A very effective way to create interesting borders and shapes we'll use in some of the book's techniques is available if you also own Adobe Illustrator. It involves using Illustrator's built-in tools and brushes to create unique shapes, and then using those shapes in Photoshop as a layer mask, clipping mask, or border. Illustrator has many options for creating a wide range of looks, using the built-in brushes or by creating your own shapes. Depending on how you use these shapes in Photoshop, they can be scaled quite dramatically without losing quality.
After creating a basic path in Illustrator and applying a brush to the path, you copy the path and paste it into a Photoshop document. Several options are available in Photoshop's Paste As dialog, each of which has advantages and disadvantages:
Smart Object: Creates a link in Photoshop to the original Illustrator artwork. This means you can easily update the artwork "on the fly." This works best when you create a layer clipping mask, as shown above.
Double-clicking on the Vector Smart Object takes you back to Illustrator where you can edit the object. Close and save the document, switch back to the Photoshop document, and the Smart Object automatically updates (which in turn updates the effect of the clipping mask). Smart Objects also can be resized without losing quality.

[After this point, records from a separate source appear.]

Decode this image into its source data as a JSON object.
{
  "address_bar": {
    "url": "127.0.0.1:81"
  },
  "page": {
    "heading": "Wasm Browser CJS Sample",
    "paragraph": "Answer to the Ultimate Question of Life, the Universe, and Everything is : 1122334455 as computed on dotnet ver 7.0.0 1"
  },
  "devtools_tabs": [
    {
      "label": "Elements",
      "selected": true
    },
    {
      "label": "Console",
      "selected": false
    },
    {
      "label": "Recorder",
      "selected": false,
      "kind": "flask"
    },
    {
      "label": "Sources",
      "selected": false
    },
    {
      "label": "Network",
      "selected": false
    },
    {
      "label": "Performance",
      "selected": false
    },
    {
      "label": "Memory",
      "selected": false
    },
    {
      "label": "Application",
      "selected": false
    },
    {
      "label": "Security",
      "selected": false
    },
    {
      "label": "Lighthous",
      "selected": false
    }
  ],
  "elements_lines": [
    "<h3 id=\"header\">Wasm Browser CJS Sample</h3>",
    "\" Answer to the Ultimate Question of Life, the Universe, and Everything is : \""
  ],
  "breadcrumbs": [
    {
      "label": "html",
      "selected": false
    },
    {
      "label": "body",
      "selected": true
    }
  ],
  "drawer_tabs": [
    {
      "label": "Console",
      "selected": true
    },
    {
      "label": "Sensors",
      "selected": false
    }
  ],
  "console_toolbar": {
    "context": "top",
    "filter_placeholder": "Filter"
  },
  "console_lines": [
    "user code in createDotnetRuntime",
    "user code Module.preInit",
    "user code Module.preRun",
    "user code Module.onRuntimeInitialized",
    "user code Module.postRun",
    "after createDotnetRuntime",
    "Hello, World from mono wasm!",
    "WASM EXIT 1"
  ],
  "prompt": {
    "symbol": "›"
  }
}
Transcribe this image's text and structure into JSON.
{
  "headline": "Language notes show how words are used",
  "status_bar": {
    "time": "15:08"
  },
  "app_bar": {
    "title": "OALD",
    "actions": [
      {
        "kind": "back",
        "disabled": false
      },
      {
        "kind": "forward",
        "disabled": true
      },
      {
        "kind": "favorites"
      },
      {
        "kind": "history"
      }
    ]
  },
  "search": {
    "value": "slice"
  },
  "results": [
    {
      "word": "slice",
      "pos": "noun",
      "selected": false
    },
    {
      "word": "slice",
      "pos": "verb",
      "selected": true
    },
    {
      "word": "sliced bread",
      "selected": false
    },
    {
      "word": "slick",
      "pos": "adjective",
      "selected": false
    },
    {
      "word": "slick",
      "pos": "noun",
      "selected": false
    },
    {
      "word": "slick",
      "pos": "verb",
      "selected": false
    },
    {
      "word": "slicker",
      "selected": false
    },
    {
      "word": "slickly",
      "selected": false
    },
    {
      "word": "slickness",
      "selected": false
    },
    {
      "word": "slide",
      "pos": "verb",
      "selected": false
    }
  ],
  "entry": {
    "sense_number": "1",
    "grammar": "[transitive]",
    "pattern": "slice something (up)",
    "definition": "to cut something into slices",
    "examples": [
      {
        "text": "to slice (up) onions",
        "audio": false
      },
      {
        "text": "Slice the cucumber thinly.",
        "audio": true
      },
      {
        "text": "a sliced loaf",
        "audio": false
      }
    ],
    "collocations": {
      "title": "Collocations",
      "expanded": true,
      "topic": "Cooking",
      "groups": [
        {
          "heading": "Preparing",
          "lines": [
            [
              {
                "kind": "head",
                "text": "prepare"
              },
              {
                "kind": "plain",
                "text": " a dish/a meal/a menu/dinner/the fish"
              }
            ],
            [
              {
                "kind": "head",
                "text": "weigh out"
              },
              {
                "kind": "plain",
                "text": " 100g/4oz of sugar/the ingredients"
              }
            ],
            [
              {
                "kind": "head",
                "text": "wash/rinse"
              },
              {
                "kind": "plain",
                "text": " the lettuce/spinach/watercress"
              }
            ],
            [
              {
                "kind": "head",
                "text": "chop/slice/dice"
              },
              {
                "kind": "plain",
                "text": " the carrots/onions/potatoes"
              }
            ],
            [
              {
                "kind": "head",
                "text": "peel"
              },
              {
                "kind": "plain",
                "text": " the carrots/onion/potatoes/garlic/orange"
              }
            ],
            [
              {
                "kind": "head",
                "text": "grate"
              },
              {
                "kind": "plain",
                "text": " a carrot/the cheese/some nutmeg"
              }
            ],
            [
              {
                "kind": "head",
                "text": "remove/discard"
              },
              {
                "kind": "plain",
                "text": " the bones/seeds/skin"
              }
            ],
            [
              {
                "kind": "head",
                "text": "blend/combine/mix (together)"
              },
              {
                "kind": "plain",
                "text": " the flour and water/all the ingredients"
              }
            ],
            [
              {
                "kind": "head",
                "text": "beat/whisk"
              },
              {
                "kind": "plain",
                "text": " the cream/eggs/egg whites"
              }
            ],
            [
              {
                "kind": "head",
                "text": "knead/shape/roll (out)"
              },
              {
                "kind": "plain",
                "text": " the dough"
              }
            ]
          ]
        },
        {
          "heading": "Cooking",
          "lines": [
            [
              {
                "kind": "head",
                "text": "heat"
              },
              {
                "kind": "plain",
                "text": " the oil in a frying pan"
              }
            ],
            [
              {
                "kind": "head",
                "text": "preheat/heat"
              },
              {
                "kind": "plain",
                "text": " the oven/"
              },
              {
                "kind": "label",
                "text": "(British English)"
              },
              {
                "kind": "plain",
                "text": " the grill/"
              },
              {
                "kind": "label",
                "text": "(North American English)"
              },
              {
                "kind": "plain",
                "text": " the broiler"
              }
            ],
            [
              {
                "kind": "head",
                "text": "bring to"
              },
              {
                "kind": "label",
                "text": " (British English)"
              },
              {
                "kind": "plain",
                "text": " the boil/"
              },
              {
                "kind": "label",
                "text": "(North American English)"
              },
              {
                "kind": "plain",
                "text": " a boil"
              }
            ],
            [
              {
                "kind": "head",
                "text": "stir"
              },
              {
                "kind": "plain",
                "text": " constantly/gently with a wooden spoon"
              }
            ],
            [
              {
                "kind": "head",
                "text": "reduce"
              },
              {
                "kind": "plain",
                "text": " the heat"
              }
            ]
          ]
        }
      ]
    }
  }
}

Disadvantage: You cannot apply filters to a Smart Object, nor can you use it as a layer mask unless you rasterize the Smart Object (which pretty much defeats the purpose of using a Smart Object).
Pixels: Creates a pixel (rasterized) version of the vector artwork that can be used as a border or in a mask. When you first paste as pixels you'll get handles that you use to scale the Illustrator artwork to the appropriate size.
Disadvantage: There is no link to the original artwork and you cannot make the pixels larger without losing quality.
Path: Creates a work path in the Photoshop document, which preserves the vector nature of the Illustrator artwork (as a path that can be edited). That path can be used to create a selection that can be filled and used as a border or in a layer mask.
Disadvantage: It's not really a disadvantage, but it can be a little tricky to work with the Paths and Layers palettes to get the result you want.
Shape Layer: Creates a Shape layer that preserves the vector shape, which can be edited, and also can be turned into a custom shape that can be sized by dragging. To create a custom shape, click on the Shape layer's vector mask thumbnail, choose Edit>Define Custom Shape, and name the shape. Then you can drag with the Custom Shape tool to either create a border or a layer mask. (When you define a custom shape, it remains built into Photoshop unless you reset the Custom Shape Picker.)
Disadvantage: No real disadvantages here, but it is important to create a backup of your custom shapes using Edit>Preset Manager and the Save Set option.